“When you are riding a horse and you’re connected physically, you have no choice – you have to engage. This is like Brain Balance, but on steroids,” said Tami Tanner Clegg, owner of Hoofbeats to Healing, in explaining the difference between the therapeutic advantages of horseback riding versus other animals. “Normal horses move the way we do when they’re walking, but our horses move the way we crawl. You have to use both sides of your brain to stay on and to stay balanced.” Hoofbeats is working with Veterans Affairs (VA) in a study conducted by the University of Utah and Brigham Young University doing horseback riding therapy with veterans suffering from PTSD (post traumatic stress disorder) and other physical and psychological wounds. Hoofbeats goes to Mountain Green every Wednesday to see the soldiers. “We’re the only provider in Utah that does horse therapy with the VA,” said Clegg.

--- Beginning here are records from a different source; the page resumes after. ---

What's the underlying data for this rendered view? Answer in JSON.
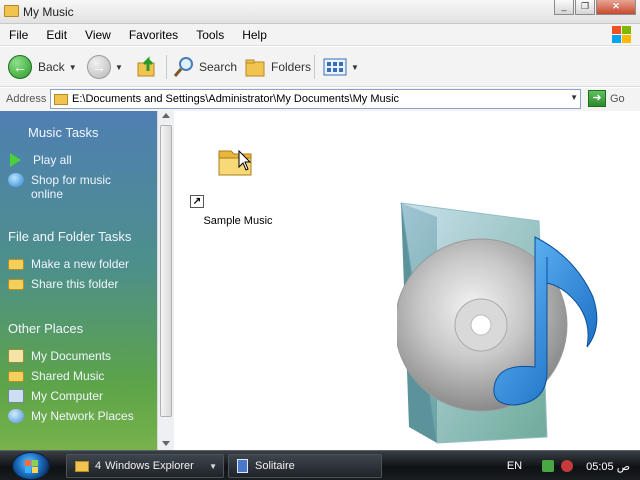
{
  "window": {
    "title": "My Music",
    "buttons": [
      "_",
      "❐",
      "✕"
    ]
  },
  "menu": [
    "File",
    "Edit",
    "View",
    "Favorites",
    "Tools",
    "Help"
  ],
  "toolbar": {
    "back_label": "Back",
    "search_label": "Search",
    "folders_label": "Folders"
  },
  "address": {
    "label": "Address",
    "path": "E:\\Documents and Settings\\Administrator\\My Documents\\My Music",
    "go_label": "Go"
  },
  "taskpane": {
    "music_tasks": {
      "header": "Music Tasks",
      "items": [
        "Play all",
        "Shop for music online"
      ]
    },
    "file_folder_tasks": {
      "header": "File and Folder Tasks",
      "items": [
        "Make a new folder",
        "Share this folder"
      ]
    },
    "other_places": {
      "header": "Other Places",
      "items": [
        "My Documents",
        "Shared Music",
        "My Computer",
        "My Network Places"
      ]
    }
  },
  "content": {
    "items": [
      {
        "label": "Sample Music",
        "icon": "folder-shortcut-icon"
      }
    ]
  },
  "taskbar": {
    "buttons": [
      {
        "count": "4",
        "label": "Windows Explorer"
      },
      {
        "label": "Solitaire"
      }
    ],
    "language": "EN",
    "clock": "05:05 ص"
  },
  "colors": {
    "taskpane_top": "#4f7fb3",
    "taskpane_bottom": "#78b24b",
    "taskbar": "#0f1215"
  }
}
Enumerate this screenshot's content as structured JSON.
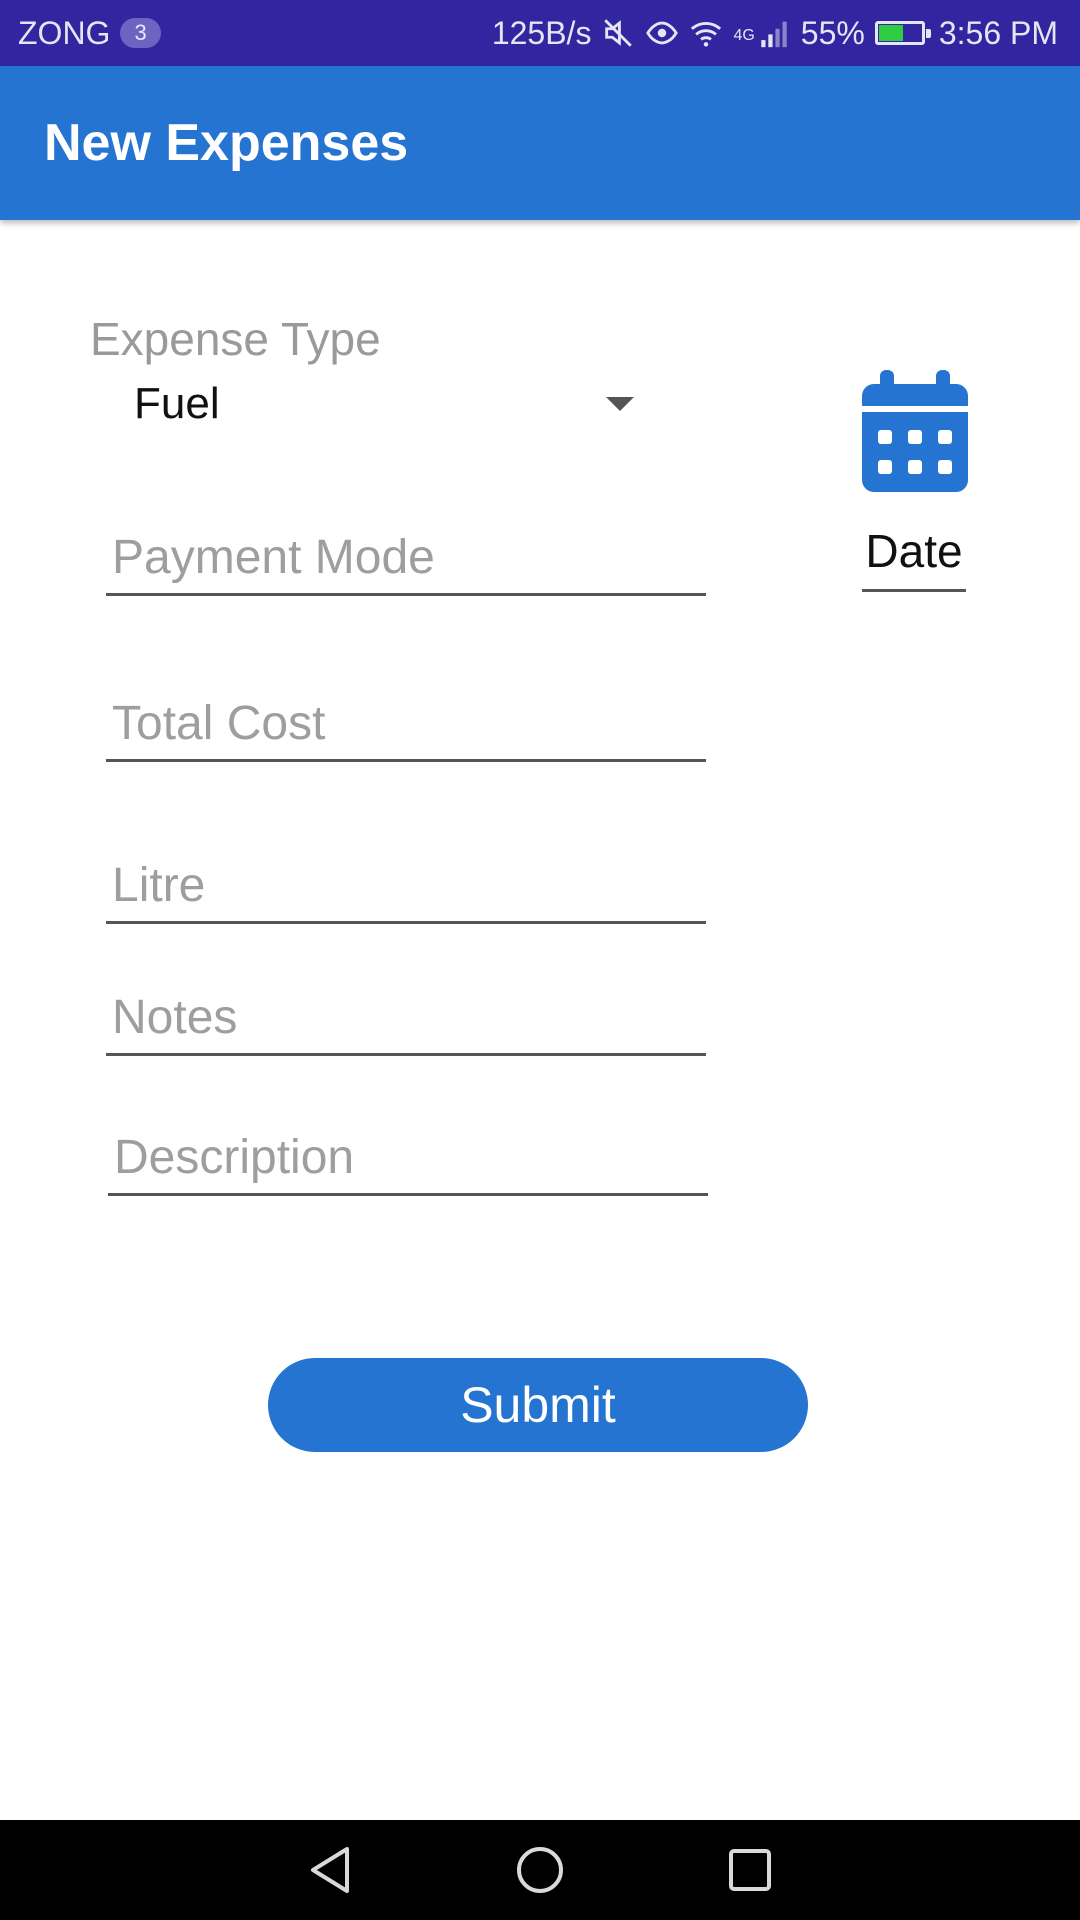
{
  "status_bar": {
    "carrier": "ZONG",
    "carrier_badge": "3",
    "network_speed": "125B/s",
    "network_type": "4G",
    "battery_percent": "55%",
    "battery_level": 0.55,
    "time": "3:56 PM",
    "icons": [
      "mute-icon",
      "eye-icon",
      "wifi-icon",
      "signal-icon",
      "battery-icon"
    ]
  },
  "app_bar": {
    "title": "New Expenses"
  },
  "form": {
    "expense_type_label": "Expense Type",
    "expense_type_value": "Fuel",
    "payment_mode_placeholder": "Payment Mode",
    "total_cost_placeholder": "Total Cost",
    "litre_placeholder": "Litre",
    "notes_placeholder": "Notes",
    "description_placeholder": "Description",
    "date_label": "Date",
    "date_icon": "calendar-icon",
    "submit_label": "Submit"
  },
  "nav_bar": {
    "icons": [
      "back-icon",
      "home-icon",
      "recents-icon"
    ]
  },
  "colors": {
    "status_bar": "#3126a0",
    "primary": "#2574d1",
    "hint_text": "#9e9e9e",
    "nav_bar": "#000000"
  }
}
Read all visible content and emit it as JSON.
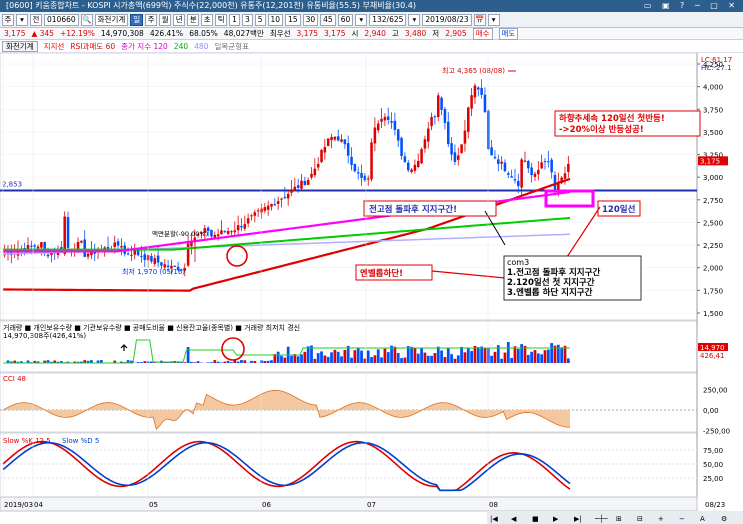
{
  "window": {
    "title": "[0600] 키움종합차트 - KOSPI 시가총액(699억) 주식수(22,000천) 유통주(12,201천) 유통비율(55.5) 부채비율(30.4)",
    "buttons": "▭ ▣ ? ─ ▢ ✕"
  },
  "toolbar": {
    "items": [
      "주",
      "▾",
      "전",
      "010660",
      "🔍",
      "화천기계",
      "일",
      "주",
      "월",
      "년",
      "분",
      "초",
      "틱",
      "1",
      "3",
      "5",
      "10",
      "15",
      "30",
      "45",
      "60",
      "▾",
      "132/625",
      "▾",
      "2019/08/23",
      "📅",
      "▾"
    ]
  },
  "quote": {
    "price": "3,175",
    "change": "345",
    "pct": "+12.19%",
    "volume": "14,970,308",
    "vol_pct": "426.41%",
    "turnover": "68.05%",
    "amount": "48,027백만",
    "trend": "최우선",
    "best": "3,175",
    "best2": "3,175",
    "open_label": "시",
    "open": "2,940",
    "high_label": "고",
    "high": "3,480",
    "low_label": "저",
    "low": "2,905",
    "buy": "매수",
    "sell": "매도"
  },
  "chart_tabs": {
    "chart_label": "화천기계",
    "indicators": [
      "지지선",
      "RSI과매도 60",
      "종가 지수 120",
      "240",
      "480",
      "일목균형표"
    ]
  },
  "price_panel": {
    "ylabels": [
      "4,250",
      "4,000",
      "3,750",
      "3,500",
      "3,250",
      "3,000",
      "2,750",
      "2,500",
      "2,250",
      "2,000",
      "1,750",
      "1,500"
    ],
    "ref_line": "2,853",
    "right_tags": [
      "LC:61.17",
      "HC:-27.1"
    ],
    "price_tags": [
      "3,175",
      "3,175"
    ],
    "annot_high": "최고 4,365 (08/08)",
    "annot_low": "최저 1,970 (05/16)",
    "annot_split": "액면분할(-90.00%)",
    "box_red": "하향추세속 120일선 첫반등!\n->20%이상 반등성공!",
    "box_blue": "전고점 돌파후 지지구간!",
    "box_120": "120일선",
    "box_env": "엔벨롭하단!",
    "com_title": "com3",
    "com_lines": [
      "1.전고점 돌파후 지지구간",
      "2.120일선 첫 지지구간",
      "3.엔벨롭 하단 지지구간"
    ]
  },
  "volume_panel": {
    "header": "거래량 ■ 개인보유수량 ■ 기관보유수량 ■ 공매도비율 ■ 신용잔고율(종목별) ■ 거래량 최저치 경신",
    "sub": "14,970,308주(426,41%)",
    "tags": [
      "14,970",
      "426,41"
    ]
  },
  "cci_panel": {
    "header": "CCI 48",
    "ylabels": [
      "250,00",
      "0,00",
      "-250,00"
    ]
  },
  "slow_panel": {
    "header_k": "Slow %K 12,5",
    "header_d": "Slow %D 5",
    "ylabels": [
      "75,00",
      "50,00",
      "25,00"
    ]
  },
  "xaxis": {
    "labels": [
      "2019/03",
      "04",
      "05",
      "06",
      "07",
      "08"
    ],
    "end": "08/23"
  },
  "colors": {
    "up": "#e00000",
    "down": "#0050ff",
    "ma120": "#ff00ff",
    "ma240": "#00cc00",
    "ma480": "#b0b0ff",
    "env": "#e00000"
  }
}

Lehi High School sophomore, Nicole Needles, has been working at Hoofbeats to Healing for the last four years. Needles took a tour of Hoofbeats when she was 12 years old. Riding and caring for the more than 50 horses at Hoofbeats has been life-changing for Needles, who suffered with anxiety. She can name every horse and can even sense what they want – like where they need a good scratch. “No one else in my family is into horses, so it’s kind of strange that I ended up here,” said Needles. She wants to go to the University of Utah and study in their occupational therapy program.

Nicole Needles brushes Cheveta, an Andalusian mare. | Nicole Kunze

Tami Clegg and Nicole Needles were both in the recent season finale of Random Acts on BYUtv. Random Acts is the ultimate feel-good show, granting big wishes for deserving people who have been nominated by loved ones, as well as surprising strangers with smaller random acts of kindness. Random Acts took Cassandra, a young woman with a genetic condition called Ehlers-Danlos – her joints will slip out of position causing almost constant pain, on a helicopter ride over western Utah in search of wild mustangs. Cassandra was able to witness wild horses running, which was a huge thrill for her. When the helicopter landed, Tami Clegg and Nicole Needles were waiting with two horses for Cassandra and one of the hosts of Random Acts to ride. Later in the episode, The Straighter Way Foundation, a non-profit program that provides therapeutic horseback riding through Hoofbeats to Healing, gifted Cassandra the horse that she rode in the episode.